**What needs to be done:**
Write out the whole listing below exactly, skipping each picture.
Source material below:
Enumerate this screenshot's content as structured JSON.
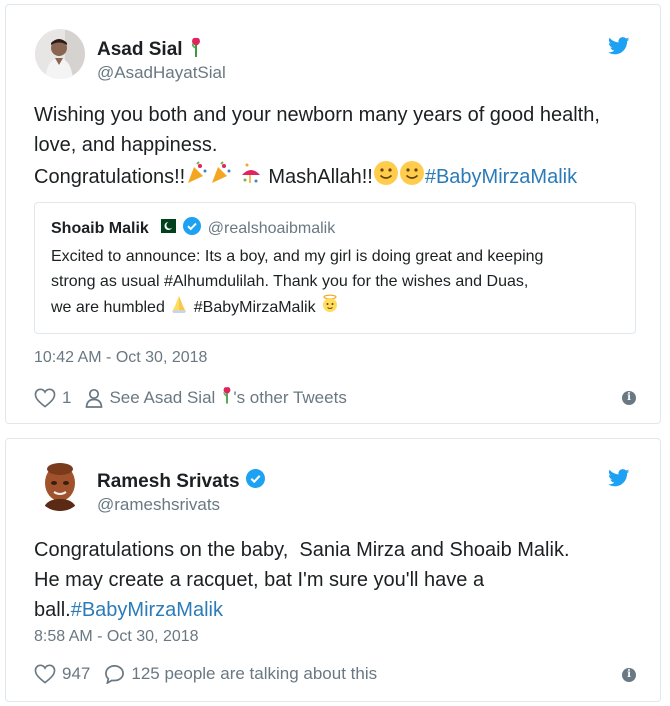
{
  "tweets": [
    {
      "name": "Asad Sial",
      "handle": "@AsadHayatSial",
      "text_lines": [
        "Wishing you both and your newborn many years of good health,",
        "love, and happiness."
      ],
      "congrats_text": "Congratulations!!",
      "mashallah_text": "MashAllah!!",
      "hashtag": "#BabyMirzaMalik",
      "quote": {
        "name": "Shoaib Malik",
        "handle": "@realshoaibmalik",
        "lines": [
          "Excited to announce: Its a boy, and my girl is doing great and keeping",
          "strong as usual #Alhumdulilah. Thank you for the wishes and Duas,"
        ],
        "last_line_prefix": "we are humbled",
        "hashtag": "#BabyMirzaMalik"
      },
      "timestamp": "10:42 AM - Oct 30, 2018",
      "likes": "1",
      "see_prefix": "See Asad Sial",
      "see_suffix": "'s other Tweets"
    },
    {
      "name": "Ramesh Srivats",
      "handle": "@rameshsrivats",
      "text_lines": [
        "Congratulations on the baby,  Sania Mirza and Shoaib Malik.",
        "He may create a racquet, bat I'm sure you'll have a"
      ],
      "last_line_prefix": "ball.",
      "hashtag": "#BabyMirzaMalik",
      "timestamp": "8:58 AM - Oct 30, 2018",
      "likes": "947",
      "talking": "125 people are talking about this"
    }
  ],
  "colors": {
    "link": "#2b7bb9",
    "twitter_blue": "#1da1f2",
    "muted": "#697882",
    "border": "#e1e8ed"
  }
}
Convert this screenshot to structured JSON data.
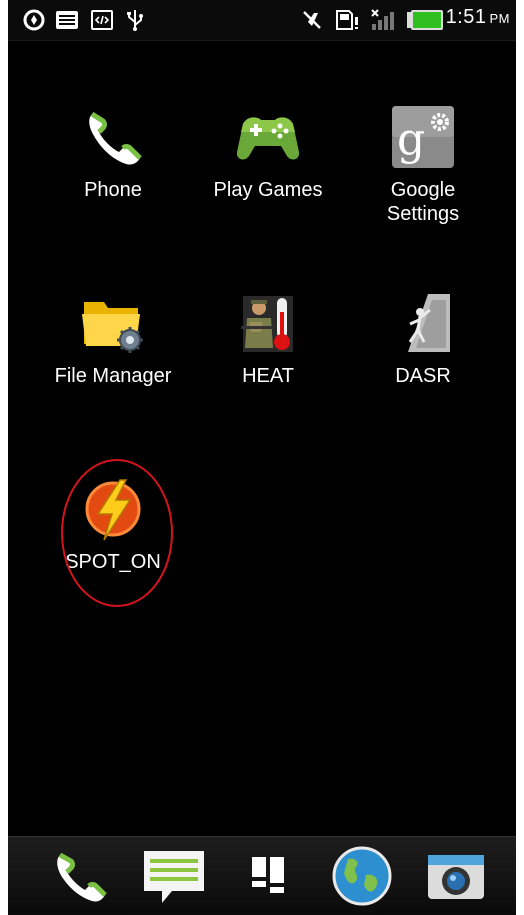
{
  "status_bar": {
    "time": "1:51",
    "ampm": "PM",
    "left_icons": [
      "sync-icon",
      "storage-icon",
      "code-icon",
      "usb-icon"
    ],
    "right_icons": [
      "mute-icon",
      "sd-card-alert-icon",
      "signal-icon",
      "battery-icon"
    ]
  },
  "apps": [
    {
      "label": "Phone",
      "icon": "phone-icon"
    },
    {
      "label": "Play Games",
      "icon": "gamepad-icon"
    },
    {
      "label": "Google Settings",
      "icon": "google-settings-icon"
    },
    {
      "label": "File Manager",
      "icon": "folder-gear-icon"
    },
    {
      "label": "HEAT",
      "icon": "soldier-thermometer-icon"
    },
    {
      "label": "DASR",
      "icon": "climber-icon"
    },
    {
      "label": "SPOT_ON",
      "icon": "lightning-icon",
      "highlighted": true
    }
  ],
  "dock": [
    "phone-icon",
    "messages-icon",
    "apps-grid-icon",
    "browser-globe-icon",
    "camera-icon"
  ],
  "colors": {
    "background": "#000000",
    "highlight_ring": "#d4141c",
    "phone_green": "#7ac143"
  }
}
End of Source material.
**Problem solution:**
Enumerate this screenshot's content as structured JSON.
{
  "tweets": [
    {
      "name": "Asad Sial",
      "handle": "@AsadHayatSial",
      "text_lines": [
        "Wishing you both and your newborn many years of good health,",
        "love, and happiness."
      ],
      "congrats_text": "Congratulations!!",
      "mashallah_text": "MashAllah!!",
      "hashtag": "#BabyMirzaMalik",
      "quote": {
        "name": "Shoaib Malik",
        "handle": "@realshoaibmalik",
        "lines": [
          "Excited to announce: Its a boy, and my girl is doing great and keeping",
          "strong as usual #Alhumdulilah. Thank you for the wishes and Duas,"
        ],
        "last_line_prefix": "we are humbled",
        "hashtag": "#BabyMirzaMalik"
      },
      "timestamp": "10:42 AM - Oct 30, 2018",
      "likes": "1",
      "see_prefix": "See Asad Sial",
      "see_suffix": "'s other Tweets"
    },
    {
      "name": "Ramesh Srivats",
      "handle": "@rameshsrivats",
      "text_lines": [
        "Congratulations on the baby,  Sania Mirza and Shoaib Malik.",
        "He may create a racquet, bat I'm sure you'll have a"
      ],
      "last_line_prefix": "ball.",
      "hashtag": "#BabyMirzaMalik",
      "timestamp": "8:58 AM - Oct 30, 2018",
      "likes": "947",
      "talking": "125 people are talking about this"
    }
  ],
  "colors": {
    "link": "#2b7bb9",
    "twitter_blue": "#1da1f2",
    "muted": "#697882",
    "border": "#e1e8ed"
  }
}
Convert this screenshot to structured JSON data.
{
  "status_bar": {
    "time": "1:51",
    "ampm": "PM",
    "left_icons": [
      "sync-icon",
      "storage-icon",
      "code-icon",
      "usb-icon"
    ],
    "right_icons": [
      "mute-icon",
      "sd-card-alert-icon",
      "signal-icon",
      "battery-icon"
    ]
  },
  "apps": [
    {
      "label": "Phone",
      "icon": "phone-icon"
    },
    {
      "label": "Play Games",
      "icon": "gamepad-icon"
    },
    {
      "label": "Google Settings",
      "icon": "google-settings-icon"
    },
    {
      "label": "File Manager",
      "icon": "folder-gear-icon"
    },
    {
      "label": "HEAT",
      "icon": "soldier-thermometer-icon"
    },
    {
      "label": "DASR",
      "icon": "climber-icon"
    },
    {
      "label": "SPOT_ON",
      "icon": "lightning-icon",
      "highlighted": true
    }
  ],
  "dock": [
    "phone-icon",
    "messages-icon",
    "apps-grid-icon",
    "browser-globe-icon",
    "camera-icon"
  ],
  "colors": {
    "background": "#000000",
    "highlight_ring": "#d4141c",
    "phone_green": "#7ac143"
  }
}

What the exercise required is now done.